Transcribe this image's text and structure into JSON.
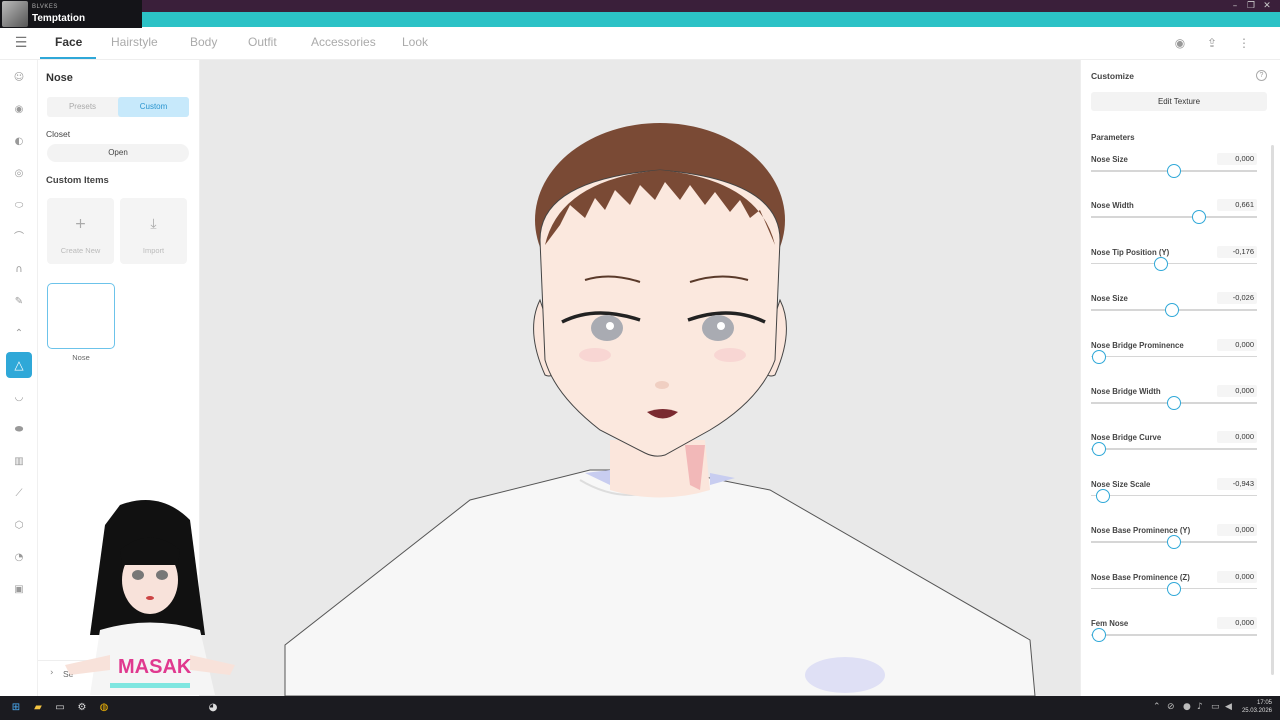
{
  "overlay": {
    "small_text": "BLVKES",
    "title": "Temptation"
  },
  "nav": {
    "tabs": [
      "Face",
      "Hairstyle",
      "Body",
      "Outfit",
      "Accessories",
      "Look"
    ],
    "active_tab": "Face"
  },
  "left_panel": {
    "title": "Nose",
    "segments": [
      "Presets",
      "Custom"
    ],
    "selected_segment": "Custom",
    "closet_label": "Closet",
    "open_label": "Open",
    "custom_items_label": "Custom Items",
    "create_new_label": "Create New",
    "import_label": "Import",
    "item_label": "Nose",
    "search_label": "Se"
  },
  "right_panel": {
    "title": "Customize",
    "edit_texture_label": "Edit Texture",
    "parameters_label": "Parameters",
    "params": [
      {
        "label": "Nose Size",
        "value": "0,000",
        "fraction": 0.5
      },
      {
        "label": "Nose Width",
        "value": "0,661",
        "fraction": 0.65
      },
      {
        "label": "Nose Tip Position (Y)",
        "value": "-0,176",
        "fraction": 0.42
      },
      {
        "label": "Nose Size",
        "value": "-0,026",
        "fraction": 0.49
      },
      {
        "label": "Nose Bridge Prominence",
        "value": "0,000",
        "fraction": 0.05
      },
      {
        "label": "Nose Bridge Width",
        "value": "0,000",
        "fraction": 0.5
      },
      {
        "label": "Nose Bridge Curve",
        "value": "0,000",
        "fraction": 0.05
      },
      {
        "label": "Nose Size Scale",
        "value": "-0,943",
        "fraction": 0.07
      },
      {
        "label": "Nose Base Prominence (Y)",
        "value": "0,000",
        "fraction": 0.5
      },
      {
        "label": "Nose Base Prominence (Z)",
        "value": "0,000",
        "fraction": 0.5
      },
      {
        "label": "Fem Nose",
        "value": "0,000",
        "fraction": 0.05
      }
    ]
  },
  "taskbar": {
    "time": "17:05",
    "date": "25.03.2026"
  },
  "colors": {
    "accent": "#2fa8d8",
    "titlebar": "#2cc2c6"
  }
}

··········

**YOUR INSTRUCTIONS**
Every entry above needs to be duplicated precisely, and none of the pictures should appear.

**SOLUTION FOR THIS PROBLEM**
Transcribe this image's text and structure into JSON.
{
  "overlay": {
    "small_text": "BLVKES",
    "title": "Temptation"
  },
  "nav": {
    "tabs": [
      "Face",
      "Hairstyle",
      "Body",
      "Outfit",
      "Accessories",
      "Look"
    ],
    "active_tab": "Face"
  },
  "left_panel": {
    "title": "Nose",
    "segments": [
      "Presets",
      "Custom"
    ],
    "selected_segment": "Custom",
    "closet_label": "Closet",
    "open_label": "Open",
    "custom_items_label": "Custom Items",
    "create_new_label": "Create New",
    "import_label": "Import",
    "item_label": "Nose",
    "search_label": "Se"
  },
  "right_panel": {
    "title": "Customize",
    "edit_texture_label": "Edit Texture",
    "parameters_label": "Parameters",
    "params": [
      {
        "label": "Nose Size",
        "value": "0,000",
        "fraction": 0.5
      },
      {
        "label": "Nose Width",
        "value": "0,661",
        "fraction": 0.65
      },
      {
        "label": "Nose Tip Position (Y)",
        "value": "-0,176",
        "fraction": 0.42
      },
      {
        "label": "Nose Size",
        "value": "-0,026",
        "fraction": 0.49
      },
      {
        "label": "Nose Bridge Prominence",
        "value": "0,000",
        "fraction": 0.05
      },
      {
        "label": "Nose Bridge Width",
        "value": "0,000",
        "fraction": 0.5
      },
      {
        "label": "Nose Bridge Curve",
        "value": "0,000",
        "fraction": 0.05
      },
      {
        "label": "Nose Size Scale",
        "value": "-0,943",
        "fraction": 0.07
      },
      {
        "label": "Nose Base Prominence (Y)",
        "value": "0,000",
        "fraction": 0.5
      },
      {
        "label": "Nose Base Prominence (Z)",
        "value": "0,000",
        "fraction": 0.5
      },
      {
        "label": "Fem Nose",
        "value": "0,000",
        "fraction": 0.05
      }
    ]
  },
  "taskbar": {
    "time": "17:05",
    "date": "25.03.2026"
  },
  "colors": {
    "accent": "#2fa8d8",
    "titlebar": "#2cc2c6"
  }
}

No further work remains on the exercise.